Employer-based health insurance membership has eroded by more than 5% since 2000 and a growing number of new small businesses do not even provide health benefits from the start.
This combination has left millions of Americans uninsured or turning to public programs for help. And it's led small business advocates to tell health plan providers that they need to offer a better product.
If health plans expect to grow in the future, they will need to do a better job of reversing (or at least slowing) this trend. This means creating programs and offering plans that small employers want, and limiting as much cost to the little guys as possible.
"Given that the majority of American workers are employed by small business and that the erosion of insurance coverage is among small employers, insurers are keenly interested in understanding what all employers want and how they can adapt plan designs and service offerings to better meet their needs," said Michael J. Thompson, principal at PricewaterhouseCoopers' human resources services group, in a statement.
What do small employers want? PricewaterhouseCoopers released a report last week that answered that question. Here are some interesting findings:
Vince Ashton, executive director of HealthPass, a New York City-based company that helps businesses with two to 50 employees get a wider variety of health benefit options, tells Health Plan Insider small employers don't want programs that add costs and don't have an immediate impact. Take wellness for instance. Small businesses don't see a quick return on the investment so they're not interested.
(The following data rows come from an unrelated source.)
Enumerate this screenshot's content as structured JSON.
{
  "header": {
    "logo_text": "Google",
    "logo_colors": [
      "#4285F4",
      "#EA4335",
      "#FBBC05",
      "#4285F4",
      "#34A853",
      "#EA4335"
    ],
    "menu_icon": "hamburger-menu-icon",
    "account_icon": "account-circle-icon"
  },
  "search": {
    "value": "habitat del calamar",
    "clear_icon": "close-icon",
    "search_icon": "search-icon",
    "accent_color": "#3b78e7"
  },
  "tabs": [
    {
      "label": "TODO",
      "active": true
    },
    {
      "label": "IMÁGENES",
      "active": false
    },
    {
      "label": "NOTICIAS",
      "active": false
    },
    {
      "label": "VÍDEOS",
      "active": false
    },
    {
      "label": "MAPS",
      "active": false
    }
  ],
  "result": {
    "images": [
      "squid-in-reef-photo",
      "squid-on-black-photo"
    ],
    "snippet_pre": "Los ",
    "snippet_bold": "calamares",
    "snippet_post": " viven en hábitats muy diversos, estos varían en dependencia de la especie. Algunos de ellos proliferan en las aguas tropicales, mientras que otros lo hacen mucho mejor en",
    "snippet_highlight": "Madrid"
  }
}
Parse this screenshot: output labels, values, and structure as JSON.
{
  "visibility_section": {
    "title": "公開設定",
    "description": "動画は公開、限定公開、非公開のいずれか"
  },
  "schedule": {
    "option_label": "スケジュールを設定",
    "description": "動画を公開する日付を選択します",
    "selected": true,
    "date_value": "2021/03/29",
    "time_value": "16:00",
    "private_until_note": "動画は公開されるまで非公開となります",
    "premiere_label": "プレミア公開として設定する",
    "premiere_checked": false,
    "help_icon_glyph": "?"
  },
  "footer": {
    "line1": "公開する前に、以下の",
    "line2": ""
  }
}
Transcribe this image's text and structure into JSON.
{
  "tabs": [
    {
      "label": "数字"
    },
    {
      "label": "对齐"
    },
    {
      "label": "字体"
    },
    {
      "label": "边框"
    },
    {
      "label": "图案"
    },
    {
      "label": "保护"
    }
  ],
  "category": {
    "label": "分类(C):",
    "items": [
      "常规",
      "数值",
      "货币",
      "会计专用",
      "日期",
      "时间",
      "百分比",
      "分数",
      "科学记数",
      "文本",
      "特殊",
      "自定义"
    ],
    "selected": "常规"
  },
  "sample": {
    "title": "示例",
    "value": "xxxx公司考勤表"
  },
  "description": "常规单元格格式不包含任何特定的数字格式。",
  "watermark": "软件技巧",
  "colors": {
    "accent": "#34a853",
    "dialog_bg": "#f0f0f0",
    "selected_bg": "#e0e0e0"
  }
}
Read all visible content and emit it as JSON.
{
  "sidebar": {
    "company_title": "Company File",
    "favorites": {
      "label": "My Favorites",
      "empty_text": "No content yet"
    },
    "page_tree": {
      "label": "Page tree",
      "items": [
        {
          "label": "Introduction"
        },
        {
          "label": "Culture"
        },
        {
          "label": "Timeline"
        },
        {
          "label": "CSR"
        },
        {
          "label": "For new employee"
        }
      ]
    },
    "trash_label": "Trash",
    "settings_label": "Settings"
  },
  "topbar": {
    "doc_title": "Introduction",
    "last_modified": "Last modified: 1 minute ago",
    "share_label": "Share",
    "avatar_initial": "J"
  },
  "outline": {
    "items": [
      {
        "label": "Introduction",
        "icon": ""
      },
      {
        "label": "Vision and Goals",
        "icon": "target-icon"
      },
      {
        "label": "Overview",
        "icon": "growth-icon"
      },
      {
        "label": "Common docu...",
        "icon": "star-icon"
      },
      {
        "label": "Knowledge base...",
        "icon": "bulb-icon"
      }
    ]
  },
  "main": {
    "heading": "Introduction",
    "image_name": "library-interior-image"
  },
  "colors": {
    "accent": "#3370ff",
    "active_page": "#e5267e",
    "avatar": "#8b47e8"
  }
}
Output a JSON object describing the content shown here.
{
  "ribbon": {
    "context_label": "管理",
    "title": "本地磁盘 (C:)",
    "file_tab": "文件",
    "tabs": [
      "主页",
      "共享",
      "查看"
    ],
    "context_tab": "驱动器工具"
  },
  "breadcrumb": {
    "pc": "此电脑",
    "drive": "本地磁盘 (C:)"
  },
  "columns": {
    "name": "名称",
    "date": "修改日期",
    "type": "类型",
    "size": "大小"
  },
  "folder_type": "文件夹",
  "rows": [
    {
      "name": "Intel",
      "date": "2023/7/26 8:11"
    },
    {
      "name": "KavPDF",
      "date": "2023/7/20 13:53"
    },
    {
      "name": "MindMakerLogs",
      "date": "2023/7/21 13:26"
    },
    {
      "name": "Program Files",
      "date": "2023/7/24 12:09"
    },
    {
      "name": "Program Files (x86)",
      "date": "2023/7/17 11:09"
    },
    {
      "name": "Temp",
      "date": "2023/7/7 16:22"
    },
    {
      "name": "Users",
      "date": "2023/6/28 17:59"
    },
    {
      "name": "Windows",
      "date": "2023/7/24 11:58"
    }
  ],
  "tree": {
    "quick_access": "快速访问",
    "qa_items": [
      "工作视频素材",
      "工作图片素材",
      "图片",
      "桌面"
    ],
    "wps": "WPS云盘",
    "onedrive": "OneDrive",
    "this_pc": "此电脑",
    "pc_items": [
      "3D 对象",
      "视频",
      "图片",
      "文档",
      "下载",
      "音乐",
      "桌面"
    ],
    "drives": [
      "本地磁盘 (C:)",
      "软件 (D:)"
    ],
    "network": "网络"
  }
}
"[Wellness programs] would be nice and it can have an effect on the back end with less absenteeism and healthier workers, but there is no financial incentive at the end of the day to want those," says Ashton about small businesses' view of wellness programs. Another example is the personal health record (PHR). Health insurers promote PHRs as a product that will improve care and Ashton acknowledges that PHRs can help long-term, but for small employers it's just another added cost to their healthcare bills.
On the topic of customization, Ashton says small employers are not impressed with smaller administrative fees because healthcare costs have doubled in the past nine years. A 10% savings doesn't mean much to them when overall costs have increased by 100%. Amanda Austin, manager of legislative affairs for Washington, DC-based National Federation of Independent Business, tells Health Plan Insider administrative costs are highest in the small group market. Small businesses want choices, but don't need so many that it adds costs, she says.
"I think generally they want high quality and they want the choices, but they don't need 50 of them," says Austin.
One way health insurers can help small businesses is lending a hand in the benefits/human resources arena. Most small employers don't have that department. Instead, the owner provides those services so providing guidance and limiting the amount of employer administrative work helps small businesses.
What's a health plan to do? PricewaterhouseCoopers researchers provided a number of recommendations:
Health insurers should remember this about small businesses: If a program adds value and doesn't increase costs, small businesses like it. A problem for small businesses (and all employers for that matter) is the unpredictably of healthcare costs.
"It's the most unidentifiable foreseeable cost every year at renewal. They really don't have any idea what it's going to be so it's hard for them to prepare," says Austin.
Blue Cross Blue Shield of Minnesota recently announced its SureBlue plans that will allow employers with 51 to 249 employees to lock in rates for the second and third year of a three-year contract with the agreement that the businesses would ultimately move their employees into consumer-directed health plans. Austin says those types of programs provide small businesses some stability.
Health insurers can also help by implementing physician pay for performance programs that reward doctors for providing optimal care and not pay them for errors. The current system makes "the poor outcome something that is advantageous to the person who is going to be reaping the benefits from that on the doctor side or hospital side," Ashton says. Health plans could implement programs and provide more transparency that would shed a light on quality of care and allow consumers to make educated healthcare decisions.
Any area in which health insurers can find savings interests small businesses, says Ashton.
"We're talking about groups that are struggling to find ways to make insurance work. Every penny counts," says Ashton.